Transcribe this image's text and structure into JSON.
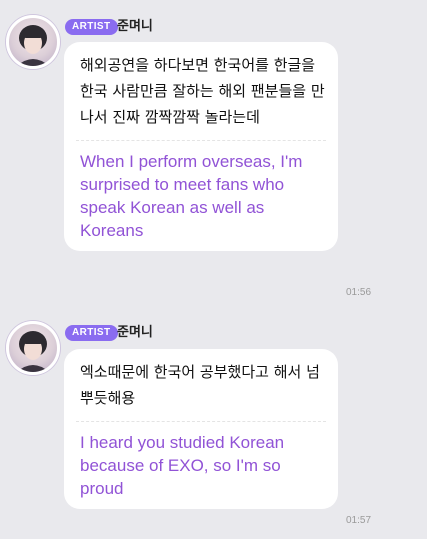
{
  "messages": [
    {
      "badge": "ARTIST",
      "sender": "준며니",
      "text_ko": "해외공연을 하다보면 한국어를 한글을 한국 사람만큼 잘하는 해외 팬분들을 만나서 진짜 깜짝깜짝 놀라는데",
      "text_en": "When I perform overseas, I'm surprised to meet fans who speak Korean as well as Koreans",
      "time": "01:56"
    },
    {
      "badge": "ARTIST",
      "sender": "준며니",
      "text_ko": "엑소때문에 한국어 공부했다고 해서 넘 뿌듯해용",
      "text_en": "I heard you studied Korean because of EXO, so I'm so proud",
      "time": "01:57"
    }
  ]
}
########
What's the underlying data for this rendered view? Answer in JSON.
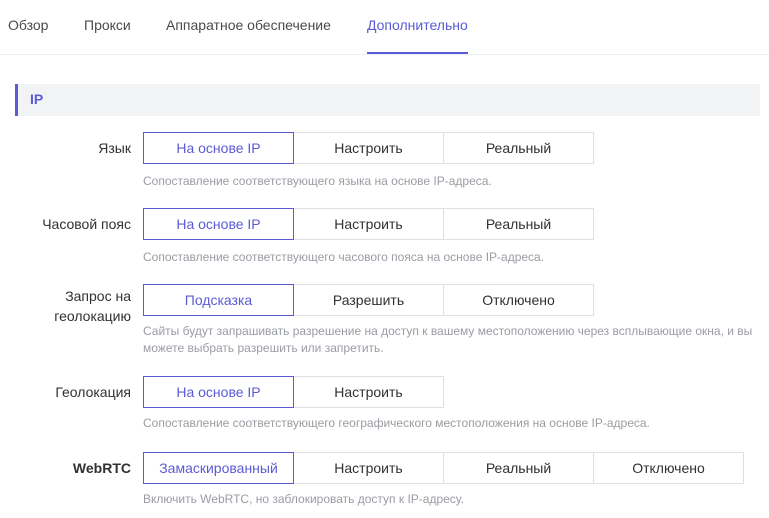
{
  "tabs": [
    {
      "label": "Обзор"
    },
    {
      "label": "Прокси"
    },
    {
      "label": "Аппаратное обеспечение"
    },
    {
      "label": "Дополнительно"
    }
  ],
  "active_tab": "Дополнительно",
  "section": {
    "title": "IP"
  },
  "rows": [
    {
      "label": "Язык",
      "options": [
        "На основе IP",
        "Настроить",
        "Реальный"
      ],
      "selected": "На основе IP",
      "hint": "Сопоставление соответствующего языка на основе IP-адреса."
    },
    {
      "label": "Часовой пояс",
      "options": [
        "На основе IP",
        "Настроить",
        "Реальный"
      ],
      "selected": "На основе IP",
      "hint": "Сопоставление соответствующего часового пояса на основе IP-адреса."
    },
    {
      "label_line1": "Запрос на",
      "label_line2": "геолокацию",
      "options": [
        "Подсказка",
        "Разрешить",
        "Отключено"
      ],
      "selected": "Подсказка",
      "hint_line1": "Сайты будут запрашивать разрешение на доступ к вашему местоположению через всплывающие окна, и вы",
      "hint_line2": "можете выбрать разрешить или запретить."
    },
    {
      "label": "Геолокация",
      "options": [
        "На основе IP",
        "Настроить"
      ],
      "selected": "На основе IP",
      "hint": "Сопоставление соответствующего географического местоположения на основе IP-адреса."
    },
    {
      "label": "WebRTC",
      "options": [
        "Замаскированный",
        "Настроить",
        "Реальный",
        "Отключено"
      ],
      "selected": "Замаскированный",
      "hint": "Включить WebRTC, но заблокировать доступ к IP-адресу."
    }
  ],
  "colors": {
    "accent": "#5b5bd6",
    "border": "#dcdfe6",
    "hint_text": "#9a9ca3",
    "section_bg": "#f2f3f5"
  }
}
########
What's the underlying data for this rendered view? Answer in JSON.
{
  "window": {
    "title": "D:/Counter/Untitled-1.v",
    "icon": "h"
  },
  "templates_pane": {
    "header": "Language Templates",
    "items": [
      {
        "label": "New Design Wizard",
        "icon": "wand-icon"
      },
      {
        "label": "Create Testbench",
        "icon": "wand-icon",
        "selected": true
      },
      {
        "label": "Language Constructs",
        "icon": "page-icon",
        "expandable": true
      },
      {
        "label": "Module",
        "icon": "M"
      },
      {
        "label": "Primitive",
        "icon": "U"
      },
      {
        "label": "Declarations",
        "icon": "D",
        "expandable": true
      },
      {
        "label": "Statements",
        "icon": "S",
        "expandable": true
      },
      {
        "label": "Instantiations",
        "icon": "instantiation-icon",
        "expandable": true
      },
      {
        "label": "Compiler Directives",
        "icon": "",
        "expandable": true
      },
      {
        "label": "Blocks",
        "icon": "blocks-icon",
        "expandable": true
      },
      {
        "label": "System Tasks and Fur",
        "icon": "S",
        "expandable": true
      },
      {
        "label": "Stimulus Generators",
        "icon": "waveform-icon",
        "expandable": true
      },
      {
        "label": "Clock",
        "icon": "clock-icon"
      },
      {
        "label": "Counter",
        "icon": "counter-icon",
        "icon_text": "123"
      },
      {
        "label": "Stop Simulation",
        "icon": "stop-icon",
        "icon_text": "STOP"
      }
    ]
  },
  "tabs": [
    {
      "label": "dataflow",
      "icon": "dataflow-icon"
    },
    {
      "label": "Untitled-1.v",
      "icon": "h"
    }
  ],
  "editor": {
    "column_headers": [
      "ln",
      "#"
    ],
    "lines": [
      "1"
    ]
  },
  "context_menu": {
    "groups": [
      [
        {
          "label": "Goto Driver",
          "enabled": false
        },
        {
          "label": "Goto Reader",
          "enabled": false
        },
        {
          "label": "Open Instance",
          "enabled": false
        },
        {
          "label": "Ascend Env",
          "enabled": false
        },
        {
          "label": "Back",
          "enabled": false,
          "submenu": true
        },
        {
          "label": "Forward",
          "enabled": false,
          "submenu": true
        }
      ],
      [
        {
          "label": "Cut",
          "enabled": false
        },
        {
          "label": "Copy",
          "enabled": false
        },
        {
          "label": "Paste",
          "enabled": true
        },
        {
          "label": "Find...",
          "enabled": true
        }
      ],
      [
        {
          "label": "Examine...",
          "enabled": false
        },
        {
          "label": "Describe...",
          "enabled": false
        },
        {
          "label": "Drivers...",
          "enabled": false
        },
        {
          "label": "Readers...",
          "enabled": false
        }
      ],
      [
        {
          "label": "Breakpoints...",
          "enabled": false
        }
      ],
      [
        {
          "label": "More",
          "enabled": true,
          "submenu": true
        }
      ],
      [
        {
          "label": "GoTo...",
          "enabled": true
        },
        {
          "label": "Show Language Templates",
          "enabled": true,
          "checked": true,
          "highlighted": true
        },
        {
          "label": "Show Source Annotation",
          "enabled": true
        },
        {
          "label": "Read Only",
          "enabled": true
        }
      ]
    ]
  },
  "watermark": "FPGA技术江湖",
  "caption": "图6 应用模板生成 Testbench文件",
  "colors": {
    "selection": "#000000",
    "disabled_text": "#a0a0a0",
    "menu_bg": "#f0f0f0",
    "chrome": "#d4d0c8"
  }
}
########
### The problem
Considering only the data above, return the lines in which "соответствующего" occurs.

### Written response
      "hint": "Сопоставление соответствующего языка на основе IP-адреса."
      "hint": "Сопоставление соответствующего часового пояса на основе IP-адреса."
      "hint": "Сопоставление соответствующего географического местоположения на основе IP-адреса."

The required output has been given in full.